The terminally ill father of slain Aucklander Damien Loder Allen has called for those who know who killed his son to come clean.

As the 7-year anniversary of his son's killing nears, Mark Allen has told the Herald on Sunday he does not want to go to the grave without justice being served.

"I am desperately seeking ... to bring some sort of action, regarding the death ... of my son," Allen told the Herald on Sunday from his home in Thailand.

"After seven years no one has been arrested. I'm more than angry."


In February this year, a coroner's inquest into Allen's death concluded it was the result of "unnatural causes"

Coroner Matenga acknowledged the outcome had been "most unsatisfactory" for the dead 33-year-old's family and "the long time it has taken to get to this inquest is regrettable."

Mark Allen revealed he was terminally ill six years ago, suffering from chronic-aggressive hepatitis C as the result of a 1989 blood transfusion. He says his health has since deteriorated to the point where he believes he will be dead by the end of the year - and time is running out on his quest for the truth.

"There's no medicines, no cure, no treatment for what I've got. This year, in my mind, is the year I'm going to go," he said this week.

"My liver's coming to an end stage, maybe 20 percent function. On top of that I've got chronic fatigue syndrome. I'm pretty well housebound and have been on a disability benefit for about 17 years."

Allen says he does not want his health to be seen as "leverage" in his ongoing fight for justice - he simply wants to live to see the day justice is done.

"I just can't understand why this happened. Either there was a botch up in the investigation from day one, or they thought it was a wannabe gangster killed in a house with other wannabe gangsters and let it go."

Damien Loder Allen, 33, died of head injuries on September 24, 2009, in the house he lived in with three others in the suburb of Hillsborough.
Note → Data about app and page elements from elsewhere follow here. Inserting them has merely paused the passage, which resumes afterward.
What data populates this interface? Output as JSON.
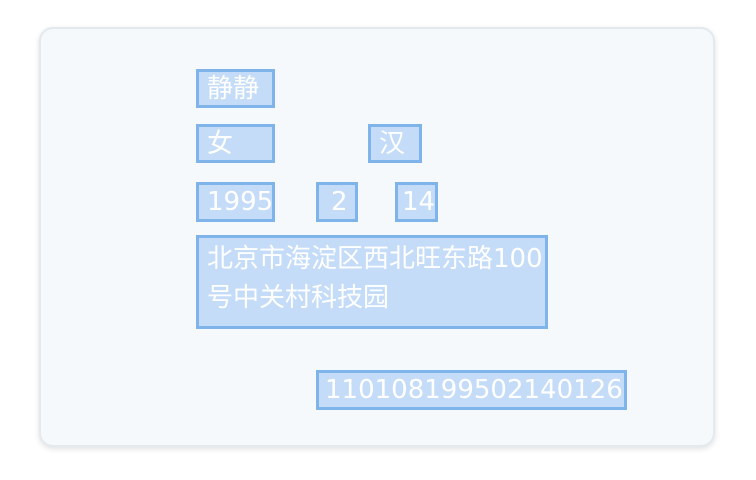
{
  "id_card": {
    "fields": {
      "name": "静静",
      "gender": "女",
      "ethnicity": "汉",
      "birth_year": "1995",
      "birth_month": "2",
      "birth_day": "14",
      "address": "北京市海淀区西北旺东路100号中关村科技园",
      "id_number": "110108199502140126"
    }
  },
  "colors": {
    "card_background": "#f6f9fb",
    "highlight_fill": "#c5dcf8",
    "highlight_border": "#7eb4ea",
    "field_text": "#ffffff"
  }
}
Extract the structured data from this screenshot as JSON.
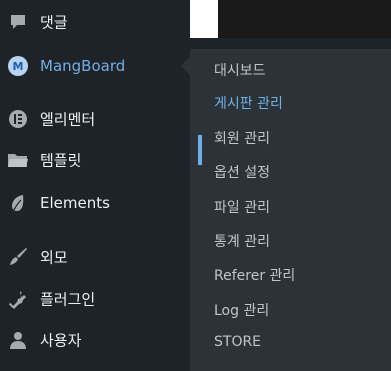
{
  "menu": {
    "items": [
      {
        "label": "댓글",
        "icon": "comment-icon"
      },
      {
        "label": "MangBoard",
        "icon": "mangboard-icon",
        "icon_text": "M",
        "active": true
      },
      {
        "label": "엘리멘터",
        "icon": "elementor-icon"
      },
      {
        "label": "템플릿",
        "icon": "folder-icon"
      },
      {
        "label": "Elements",
        "icon": "leaf-icon"
      },
      {
        "label": "외모",
        "icon": "brush-icon"
      },
      {
        "label": "플러그인",
        "icon": "plug-icon"
      },
      {
        "label": "사용자",
        "icon": "user-icon"
      }
    ]
  },
  "submenu": {
    "items": [
      {
        "label": "대시보드"
      },
      {
        "label": "게시판 관리",
        "current": true
      },
      {
        "label": "회원 관리"
      },
      {
        "label": "옵션 설정"
      },
      {
        "label": "파일 관리"
      },
      {
        "label": "통계 관리"
      },
      {
        "label": "Referer 관리"
      },
      {
        "label": "Log 관리"
      },
      {
        "label": "STORE"
      }
    ]
  },
  "colors": {
    "sidebar_bg": "#1d2327",
    "flyout_bg": "#2c3338",
    "accent": "#72aee6",
    "text": "#f0f0f1",
    "subtext": "#c3c4c7"
  }
}
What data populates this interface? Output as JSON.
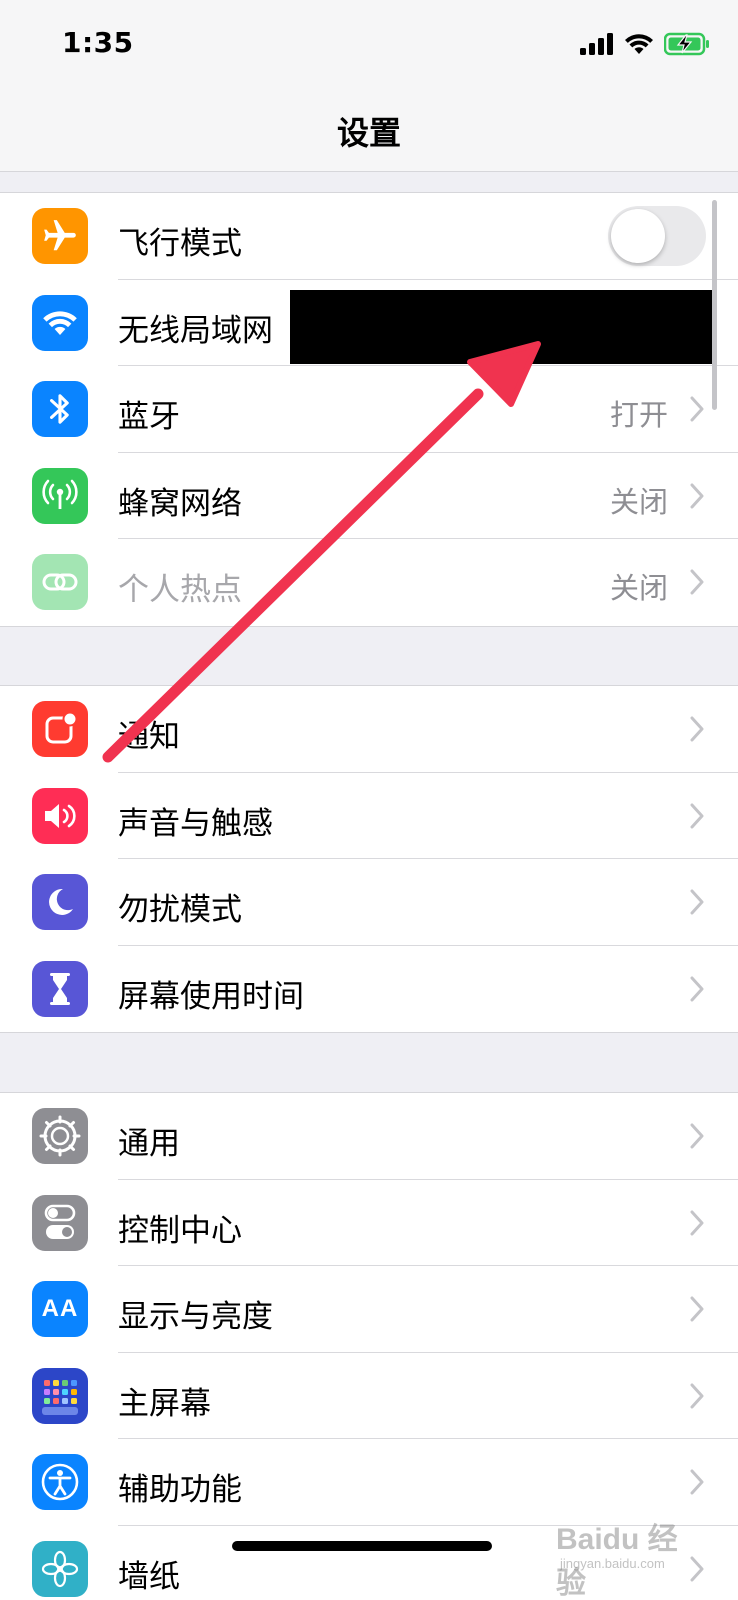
{
  "status_bar": {
    "time": "1:35"
  },
  "nav": {
    "title": "设置"
  },
  "groups": [
    {
      "rows": [
        {
          "label": "飞行模式",
          "value": "",
          "icon": "airplane-icon",
          "color": "#ff9500",
          "control": "toggle",
          "toggle_on": false
        },
        {
          "label": "无线局域网",
          "value": "",
          "icon": "wifi-icon",
          "color": "#0a84ff",
          "control": "redacted"
        },
        {
          "label": "蓝牙",
          "value": "打开",
          "icon": "bluetooth-icon",
          "color": "#0a84ff",
          "control": "chevron"
        },
        {
          "label": "蜂窝网络",
          "value": "关闭",
          "icon": "cellular-icon",
          "color": "#34c759",
          "control": "chevron"
        },
        {
          "label": "个人热点",
          "value": "关闭",
          "icon": "hotspot-icon",
          "color": "#34c759",
          "control": "chevron",
          "disabled": true
        }
      ]
    },
    {
      "rows": [
        {
          "label": "通知",
          "value": "",
          "icon": "notifications-icon",
          "color": "#ff3b30",
          "control": "chevron"
        },
        {
          "label": "声音与触感",
          "value": "",
          "icon": "sound-icon",
          "color": "#ff2d55",
          "control": "chevron"
        },
        {
          "label": "勿扰模式",
          "value": "",
          "icon": "moon-icon",
          "color": "#5856d6",
          "control": "chevron"
        },
        {
          "label": "屏幕使用时间",
          "value": "",
          "icon": "hourglass-icon",
          "color": "#5856d6",
          "control": "chevron"
        }
      ]
    },
    {
      "rows": [
        {
          "label": "通用",
          "value": "",
          "icon": "gear-icon",
          "color": "#8e8e93",
          "control": "chevron"
        },
        {
          "label": "控制中心",
          "value": "",
          "icon": "toggles-icon",
          "color": "#8e8e93",
          "control": "chevron"
        },
        {
          "label": "显示与亮度",
          "value": "",
          "icon": "text-size-icon",
          "color": "#0a84ff",
          "control": "chevron"
        },
        {
          "label": "主屏幕",
          "value": "",
          "icon": "home-screen-icon",
          "color": "#2c46c8",
          "control": "chevron"
        },
        {
          "label": "辅助功能",
          "value": "",
          "icon": "accessibility-icon",
          "color": "#0a84ff",
          "control": "chevron"
        },
        {
          "label": "墙纸",
          "value": "",
          "icon": "wallpaper-icon",
          "color": "#30b0c7",
          "control": "chevron"
        }
      ]
    }
  ],
  "display_text": {
    "wallpaper_icon_glyph": "AA"
  },
  "annotation": {
    "color": "#f0334f"
  },
  "watermark": {
    "text": "Baidu 经验",
    "sub": "jingyan.baidu.com"
  }
}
Killed by blunt-force trauma to the head, no one has ever been arrested in relation to his death.

Fewer than 10 people were at the house on the night Allen died and police said at the time there were "obvious gaps in honest information" in what those people were telling police.

The house was owned by drug dealer Albert John Rhodes, who was the first person in New Zealand to be sentenced to life imprisonment for manufacturing and supplying methamphetamine.

Police told the Herald on Sunday this week the investigation into Allen's death remains open, but no staff are actually working the case.

"If information comes in, it will be assessed and a decision made as to whether it warrants further investigation," Detective Inspector Scott Beard said.

"Police would encourage anyone with any information that can assist in progressing the investigation to come forward."

Beard has previously said the "Operation Ebb" investigation was obstructed "by people who we believe are withholding vital information that would assist us and Damien's family to uncover the truth around what happened in the hours before he died."

Beard said a reward was considered when the probe was still active "however for operational reasons it [the reward] did not go ahead."

Acknowledging the upcoming anniversary of Allen's death, Beard said this "must be a particularly difficult time for Mr Allen's family and our thoughts are with them."

Police declined to release details from the police file to the Herald on the ground that the investigation is "unresolved and still an open case" and they "wouldn't want to prejudice any further investigations."